Perhaps my favorite aspect of this book is the application of a public health perspective to interpersonal violence and suicide, a perspective with which I enthusiastically agree. Indeed, it represents society's only hope of getting a handle on this peculiarly American phenomenon and, more importantly, on how to reduce it. The United States' 40-year experiment in mass incarceration has had little direct effect on reducing violent crime. Worse, its indirect effects may have increased risk and helped produce a generation of poor, largely fatherless minority children and unhirable ex-convicts who were already at a vocational disadvantage.
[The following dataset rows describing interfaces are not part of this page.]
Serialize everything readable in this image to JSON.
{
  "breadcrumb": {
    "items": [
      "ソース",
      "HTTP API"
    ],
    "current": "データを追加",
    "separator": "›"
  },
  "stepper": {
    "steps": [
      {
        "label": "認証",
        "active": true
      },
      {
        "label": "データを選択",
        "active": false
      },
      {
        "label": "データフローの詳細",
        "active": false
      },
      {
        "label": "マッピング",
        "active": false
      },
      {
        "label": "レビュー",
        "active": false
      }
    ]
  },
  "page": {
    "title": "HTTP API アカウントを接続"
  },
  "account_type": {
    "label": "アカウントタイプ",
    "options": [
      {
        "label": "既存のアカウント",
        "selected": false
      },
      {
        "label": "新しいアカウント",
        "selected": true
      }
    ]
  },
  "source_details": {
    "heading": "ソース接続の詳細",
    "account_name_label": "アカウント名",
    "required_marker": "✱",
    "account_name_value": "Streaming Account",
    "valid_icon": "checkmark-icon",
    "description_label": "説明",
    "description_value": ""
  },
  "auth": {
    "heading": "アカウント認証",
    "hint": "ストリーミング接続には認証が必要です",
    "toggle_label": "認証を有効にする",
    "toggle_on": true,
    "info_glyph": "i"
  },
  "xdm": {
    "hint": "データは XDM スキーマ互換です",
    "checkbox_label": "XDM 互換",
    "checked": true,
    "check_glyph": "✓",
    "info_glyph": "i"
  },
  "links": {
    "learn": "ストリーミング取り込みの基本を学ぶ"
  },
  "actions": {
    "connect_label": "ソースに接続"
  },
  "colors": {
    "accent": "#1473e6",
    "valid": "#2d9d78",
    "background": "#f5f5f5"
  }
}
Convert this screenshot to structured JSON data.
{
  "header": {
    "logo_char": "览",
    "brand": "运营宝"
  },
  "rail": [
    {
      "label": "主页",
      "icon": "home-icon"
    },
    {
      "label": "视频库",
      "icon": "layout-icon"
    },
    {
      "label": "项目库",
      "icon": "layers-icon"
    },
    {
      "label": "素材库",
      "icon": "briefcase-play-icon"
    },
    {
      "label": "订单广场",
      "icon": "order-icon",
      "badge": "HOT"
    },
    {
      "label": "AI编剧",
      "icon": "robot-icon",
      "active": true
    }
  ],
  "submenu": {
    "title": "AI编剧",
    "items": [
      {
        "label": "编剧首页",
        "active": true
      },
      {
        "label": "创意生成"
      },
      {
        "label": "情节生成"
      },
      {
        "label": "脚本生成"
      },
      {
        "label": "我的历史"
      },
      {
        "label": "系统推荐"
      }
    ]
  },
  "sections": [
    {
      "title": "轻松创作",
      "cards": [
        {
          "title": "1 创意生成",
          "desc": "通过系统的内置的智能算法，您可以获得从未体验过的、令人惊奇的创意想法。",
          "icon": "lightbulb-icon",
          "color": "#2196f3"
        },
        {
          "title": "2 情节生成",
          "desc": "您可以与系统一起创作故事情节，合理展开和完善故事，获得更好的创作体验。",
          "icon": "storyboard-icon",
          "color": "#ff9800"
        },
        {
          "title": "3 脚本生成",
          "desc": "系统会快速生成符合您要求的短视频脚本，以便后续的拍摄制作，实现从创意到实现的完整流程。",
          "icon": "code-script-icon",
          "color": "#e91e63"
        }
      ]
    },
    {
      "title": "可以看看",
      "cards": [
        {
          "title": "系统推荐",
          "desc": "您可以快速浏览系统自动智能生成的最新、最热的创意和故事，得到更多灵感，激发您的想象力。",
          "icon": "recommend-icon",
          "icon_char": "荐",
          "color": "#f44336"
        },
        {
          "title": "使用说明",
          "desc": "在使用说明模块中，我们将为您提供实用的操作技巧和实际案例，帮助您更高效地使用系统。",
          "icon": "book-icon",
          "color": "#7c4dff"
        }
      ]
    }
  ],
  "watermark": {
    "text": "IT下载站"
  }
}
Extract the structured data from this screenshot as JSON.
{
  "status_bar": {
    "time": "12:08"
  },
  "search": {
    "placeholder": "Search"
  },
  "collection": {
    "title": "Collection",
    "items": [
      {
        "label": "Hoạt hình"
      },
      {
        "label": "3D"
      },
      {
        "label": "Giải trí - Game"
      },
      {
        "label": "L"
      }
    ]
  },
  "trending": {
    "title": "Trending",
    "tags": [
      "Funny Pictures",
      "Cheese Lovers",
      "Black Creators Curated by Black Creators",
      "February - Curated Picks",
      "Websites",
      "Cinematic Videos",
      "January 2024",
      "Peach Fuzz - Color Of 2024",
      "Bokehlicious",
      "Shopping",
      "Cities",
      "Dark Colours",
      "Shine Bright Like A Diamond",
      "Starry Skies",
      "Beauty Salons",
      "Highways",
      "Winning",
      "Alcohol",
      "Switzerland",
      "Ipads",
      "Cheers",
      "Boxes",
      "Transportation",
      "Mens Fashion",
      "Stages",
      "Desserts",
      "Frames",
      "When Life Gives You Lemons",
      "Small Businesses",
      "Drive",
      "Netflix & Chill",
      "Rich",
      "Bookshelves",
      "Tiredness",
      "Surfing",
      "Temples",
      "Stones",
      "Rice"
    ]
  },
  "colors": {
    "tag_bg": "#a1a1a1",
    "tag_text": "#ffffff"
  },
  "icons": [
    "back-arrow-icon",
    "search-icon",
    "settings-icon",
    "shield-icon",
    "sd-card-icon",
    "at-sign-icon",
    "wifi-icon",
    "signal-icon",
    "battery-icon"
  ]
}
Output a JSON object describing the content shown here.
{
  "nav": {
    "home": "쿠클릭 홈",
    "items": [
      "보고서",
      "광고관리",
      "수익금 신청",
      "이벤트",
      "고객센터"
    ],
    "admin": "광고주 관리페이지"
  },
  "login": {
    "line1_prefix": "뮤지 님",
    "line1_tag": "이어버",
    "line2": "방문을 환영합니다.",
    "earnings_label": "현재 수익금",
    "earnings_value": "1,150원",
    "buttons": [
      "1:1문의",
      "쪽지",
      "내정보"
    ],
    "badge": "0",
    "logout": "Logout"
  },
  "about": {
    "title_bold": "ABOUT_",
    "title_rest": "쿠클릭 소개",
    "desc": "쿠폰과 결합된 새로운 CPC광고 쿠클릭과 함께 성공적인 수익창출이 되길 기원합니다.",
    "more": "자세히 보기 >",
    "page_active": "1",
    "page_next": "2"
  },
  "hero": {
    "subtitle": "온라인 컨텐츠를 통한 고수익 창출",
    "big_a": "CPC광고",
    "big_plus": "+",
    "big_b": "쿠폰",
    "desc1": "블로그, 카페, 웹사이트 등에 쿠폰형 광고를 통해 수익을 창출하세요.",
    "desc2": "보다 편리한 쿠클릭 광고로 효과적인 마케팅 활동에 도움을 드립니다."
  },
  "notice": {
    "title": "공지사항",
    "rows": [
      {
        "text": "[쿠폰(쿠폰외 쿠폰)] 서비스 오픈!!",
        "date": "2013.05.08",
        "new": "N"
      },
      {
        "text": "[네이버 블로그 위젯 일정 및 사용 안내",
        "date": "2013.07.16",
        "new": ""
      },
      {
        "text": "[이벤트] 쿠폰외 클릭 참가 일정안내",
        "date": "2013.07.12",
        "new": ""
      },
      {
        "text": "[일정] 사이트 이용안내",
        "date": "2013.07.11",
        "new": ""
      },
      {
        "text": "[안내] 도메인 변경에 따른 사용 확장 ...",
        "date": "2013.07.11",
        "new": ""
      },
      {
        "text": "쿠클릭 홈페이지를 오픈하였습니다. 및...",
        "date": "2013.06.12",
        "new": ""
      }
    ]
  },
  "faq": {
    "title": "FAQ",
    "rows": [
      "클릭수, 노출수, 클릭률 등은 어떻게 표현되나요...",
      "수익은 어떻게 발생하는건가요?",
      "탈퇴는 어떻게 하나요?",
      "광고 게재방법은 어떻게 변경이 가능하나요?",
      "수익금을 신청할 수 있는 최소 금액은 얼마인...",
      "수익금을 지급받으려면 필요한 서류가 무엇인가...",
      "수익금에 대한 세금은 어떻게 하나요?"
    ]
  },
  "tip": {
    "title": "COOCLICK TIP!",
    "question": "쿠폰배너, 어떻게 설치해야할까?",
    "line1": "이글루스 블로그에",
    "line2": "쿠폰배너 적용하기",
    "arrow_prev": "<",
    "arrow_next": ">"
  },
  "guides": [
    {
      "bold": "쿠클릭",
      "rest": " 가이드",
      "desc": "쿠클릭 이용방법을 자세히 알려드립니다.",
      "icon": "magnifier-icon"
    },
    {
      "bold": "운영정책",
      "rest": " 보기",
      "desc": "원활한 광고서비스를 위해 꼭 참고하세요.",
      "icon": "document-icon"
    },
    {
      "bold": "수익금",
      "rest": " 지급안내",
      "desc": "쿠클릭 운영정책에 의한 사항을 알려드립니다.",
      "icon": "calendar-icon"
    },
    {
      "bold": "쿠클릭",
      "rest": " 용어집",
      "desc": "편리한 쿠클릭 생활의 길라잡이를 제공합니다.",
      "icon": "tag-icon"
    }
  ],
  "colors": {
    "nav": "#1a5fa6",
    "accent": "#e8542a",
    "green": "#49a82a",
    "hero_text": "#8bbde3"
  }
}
George Gellert's preventive, public health perspective provides readers with the information needed to reduce violence at its source.
Dvoskin JA. Confronting Violence: Answering Questions about the Epidemic Destroying America's Homes and Communities. JAMA. 2011;306(10):1145-1146. doi:10.1001/jama.2011.1302